- Brief
In the material below, find each line holding the string "libertad" and copy it.

__________________________________________________

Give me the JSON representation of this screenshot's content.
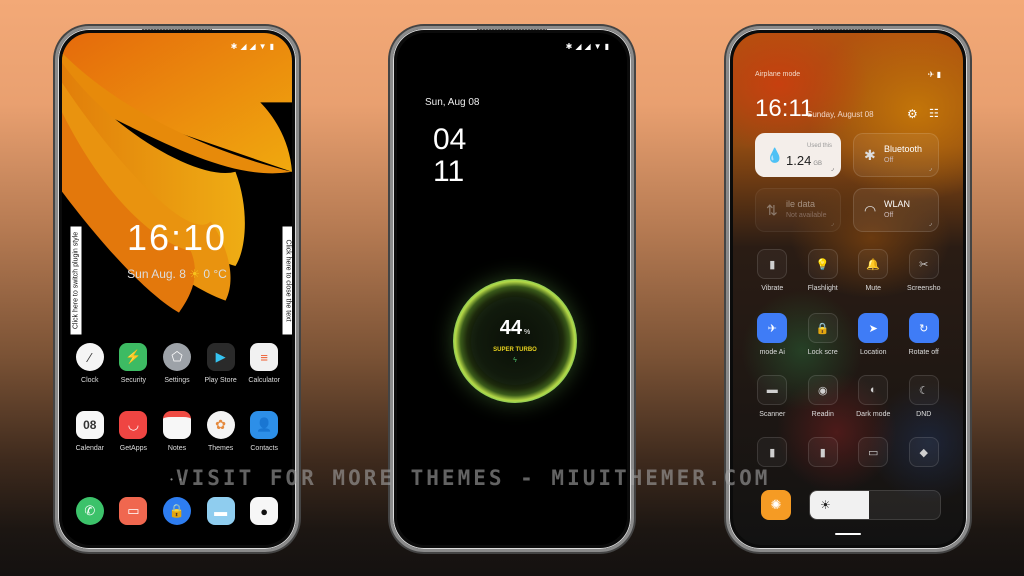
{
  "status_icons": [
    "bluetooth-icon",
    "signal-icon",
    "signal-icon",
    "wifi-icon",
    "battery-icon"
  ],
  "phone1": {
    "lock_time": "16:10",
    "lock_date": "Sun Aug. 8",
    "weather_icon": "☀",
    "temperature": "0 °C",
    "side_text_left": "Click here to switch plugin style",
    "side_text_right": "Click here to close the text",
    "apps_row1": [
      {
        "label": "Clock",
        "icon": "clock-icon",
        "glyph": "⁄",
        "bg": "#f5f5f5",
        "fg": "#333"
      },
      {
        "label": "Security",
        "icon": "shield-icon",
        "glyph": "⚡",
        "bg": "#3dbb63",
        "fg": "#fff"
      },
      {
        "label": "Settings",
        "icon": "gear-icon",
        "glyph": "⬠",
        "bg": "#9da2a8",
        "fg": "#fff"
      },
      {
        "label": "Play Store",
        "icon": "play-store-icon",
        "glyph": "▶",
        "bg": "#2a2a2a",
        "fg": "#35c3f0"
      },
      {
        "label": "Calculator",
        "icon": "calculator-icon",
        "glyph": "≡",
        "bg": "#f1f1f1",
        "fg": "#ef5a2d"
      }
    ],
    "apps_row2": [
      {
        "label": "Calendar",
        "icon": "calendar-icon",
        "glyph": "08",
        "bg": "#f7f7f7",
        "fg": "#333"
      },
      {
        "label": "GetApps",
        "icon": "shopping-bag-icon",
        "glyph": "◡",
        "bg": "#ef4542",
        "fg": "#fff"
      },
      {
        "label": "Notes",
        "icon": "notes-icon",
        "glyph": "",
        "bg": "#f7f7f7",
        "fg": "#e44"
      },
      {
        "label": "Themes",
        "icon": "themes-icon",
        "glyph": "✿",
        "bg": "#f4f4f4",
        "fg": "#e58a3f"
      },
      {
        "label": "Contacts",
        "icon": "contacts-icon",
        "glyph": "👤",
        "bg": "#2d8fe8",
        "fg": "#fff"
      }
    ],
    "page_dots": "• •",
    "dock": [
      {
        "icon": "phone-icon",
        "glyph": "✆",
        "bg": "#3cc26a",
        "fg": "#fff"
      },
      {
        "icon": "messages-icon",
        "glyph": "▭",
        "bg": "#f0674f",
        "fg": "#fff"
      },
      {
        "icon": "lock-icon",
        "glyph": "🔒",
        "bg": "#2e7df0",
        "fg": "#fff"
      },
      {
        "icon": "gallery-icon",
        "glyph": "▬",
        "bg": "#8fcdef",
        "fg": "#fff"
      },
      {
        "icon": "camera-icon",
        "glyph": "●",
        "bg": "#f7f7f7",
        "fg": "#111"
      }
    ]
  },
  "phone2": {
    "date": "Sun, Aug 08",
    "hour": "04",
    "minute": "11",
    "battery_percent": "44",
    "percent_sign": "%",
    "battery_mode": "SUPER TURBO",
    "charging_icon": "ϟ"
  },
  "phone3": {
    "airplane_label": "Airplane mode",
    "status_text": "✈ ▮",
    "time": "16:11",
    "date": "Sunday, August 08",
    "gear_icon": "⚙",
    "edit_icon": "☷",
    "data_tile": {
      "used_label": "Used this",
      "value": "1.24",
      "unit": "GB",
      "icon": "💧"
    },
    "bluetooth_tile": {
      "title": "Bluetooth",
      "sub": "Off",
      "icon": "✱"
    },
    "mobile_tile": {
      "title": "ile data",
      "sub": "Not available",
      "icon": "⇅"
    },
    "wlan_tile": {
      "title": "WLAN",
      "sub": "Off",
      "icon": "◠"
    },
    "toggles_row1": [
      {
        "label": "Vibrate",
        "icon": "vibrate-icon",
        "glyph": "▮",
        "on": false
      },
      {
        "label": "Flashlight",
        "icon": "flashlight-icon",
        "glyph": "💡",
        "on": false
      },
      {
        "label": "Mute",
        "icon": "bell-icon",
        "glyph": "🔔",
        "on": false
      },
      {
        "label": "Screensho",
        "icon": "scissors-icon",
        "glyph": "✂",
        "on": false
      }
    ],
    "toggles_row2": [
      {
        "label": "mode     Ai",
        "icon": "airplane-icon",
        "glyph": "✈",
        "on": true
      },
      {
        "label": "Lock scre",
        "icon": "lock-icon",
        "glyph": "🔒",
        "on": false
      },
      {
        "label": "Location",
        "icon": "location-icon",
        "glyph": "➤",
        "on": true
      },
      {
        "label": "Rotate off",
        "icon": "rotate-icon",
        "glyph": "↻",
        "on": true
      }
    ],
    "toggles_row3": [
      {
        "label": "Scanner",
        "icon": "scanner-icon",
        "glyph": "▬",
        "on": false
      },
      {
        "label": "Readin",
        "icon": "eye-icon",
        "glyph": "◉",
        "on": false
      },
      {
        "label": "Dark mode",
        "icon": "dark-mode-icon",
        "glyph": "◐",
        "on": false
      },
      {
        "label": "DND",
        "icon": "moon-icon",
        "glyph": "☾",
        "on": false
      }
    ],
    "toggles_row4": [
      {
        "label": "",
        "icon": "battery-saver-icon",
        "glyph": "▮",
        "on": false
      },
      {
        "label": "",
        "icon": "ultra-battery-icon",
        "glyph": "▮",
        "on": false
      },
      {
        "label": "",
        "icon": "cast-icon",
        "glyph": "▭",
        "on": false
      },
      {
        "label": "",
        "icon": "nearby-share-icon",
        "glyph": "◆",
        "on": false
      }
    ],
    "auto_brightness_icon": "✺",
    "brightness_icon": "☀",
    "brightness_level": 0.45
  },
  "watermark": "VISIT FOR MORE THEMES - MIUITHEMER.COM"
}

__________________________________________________

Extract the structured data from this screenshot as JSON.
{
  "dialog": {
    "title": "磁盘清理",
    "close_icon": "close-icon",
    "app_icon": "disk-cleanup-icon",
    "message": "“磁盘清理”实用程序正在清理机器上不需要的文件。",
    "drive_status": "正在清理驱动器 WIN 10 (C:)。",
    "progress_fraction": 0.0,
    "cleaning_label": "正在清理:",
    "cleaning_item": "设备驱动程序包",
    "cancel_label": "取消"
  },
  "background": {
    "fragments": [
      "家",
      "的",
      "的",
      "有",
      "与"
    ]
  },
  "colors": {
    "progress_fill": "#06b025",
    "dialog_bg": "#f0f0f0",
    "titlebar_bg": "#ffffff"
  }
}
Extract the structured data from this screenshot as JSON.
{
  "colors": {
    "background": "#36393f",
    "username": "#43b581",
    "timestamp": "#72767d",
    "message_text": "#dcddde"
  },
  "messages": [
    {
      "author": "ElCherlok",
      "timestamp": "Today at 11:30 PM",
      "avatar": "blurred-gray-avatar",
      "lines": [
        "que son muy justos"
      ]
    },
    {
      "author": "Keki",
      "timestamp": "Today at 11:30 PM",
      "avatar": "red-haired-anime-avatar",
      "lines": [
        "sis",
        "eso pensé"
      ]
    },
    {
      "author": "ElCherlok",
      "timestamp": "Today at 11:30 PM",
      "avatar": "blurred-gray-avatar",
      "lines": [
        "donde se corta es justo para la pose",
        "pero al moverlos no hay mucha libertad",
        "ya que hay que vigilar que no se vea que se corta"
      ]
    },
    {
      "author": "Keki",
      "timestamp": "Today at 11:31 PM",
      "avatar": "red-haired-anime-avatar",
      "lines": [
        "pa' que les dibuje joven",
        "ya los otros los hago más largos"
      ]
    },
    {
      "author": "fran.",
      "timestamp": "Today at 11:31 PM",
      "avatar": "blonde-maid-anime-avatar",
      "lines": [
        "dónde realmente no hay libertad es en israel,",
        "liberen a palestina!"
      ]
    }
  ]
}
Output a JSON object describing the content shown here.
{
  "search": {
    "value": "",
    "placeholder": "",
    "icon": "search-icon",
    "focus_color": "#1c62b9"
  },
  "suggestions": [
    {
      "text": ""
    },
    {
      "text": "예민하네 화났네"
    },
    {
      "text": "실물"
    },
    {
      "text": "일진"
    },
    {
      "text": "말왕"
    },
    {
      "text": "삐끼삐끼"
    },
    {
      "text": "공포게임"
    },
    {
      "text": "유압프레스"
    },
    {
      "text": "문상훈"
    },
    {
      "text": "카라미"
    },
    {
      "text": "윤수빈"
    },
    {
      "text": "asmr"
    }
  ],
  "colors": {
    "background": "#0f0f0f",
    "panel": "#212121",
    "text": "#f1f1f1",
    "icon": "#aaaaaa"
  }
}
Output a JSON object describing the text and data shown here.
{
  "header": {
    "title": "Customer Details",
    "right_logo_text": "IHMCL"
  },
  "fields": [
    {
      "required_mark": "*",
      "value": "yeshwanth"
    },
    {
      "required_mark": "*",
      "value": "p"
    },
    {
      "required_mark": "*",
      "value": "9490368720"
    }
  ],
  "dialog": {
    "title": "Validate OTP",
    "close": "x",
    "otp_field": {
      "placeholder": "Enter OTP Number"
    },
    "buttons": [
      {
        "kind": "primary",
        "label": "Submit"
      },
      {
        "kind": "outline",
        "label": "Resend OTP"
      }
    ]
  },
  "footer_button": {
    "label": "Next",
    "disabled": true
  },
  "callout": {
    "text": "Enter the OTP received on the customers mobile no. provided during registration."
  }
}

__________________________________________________

- Task output
        "pero al moverlos no hay mucha libertad",
        "dónde realmente no hay libertad es en israel,",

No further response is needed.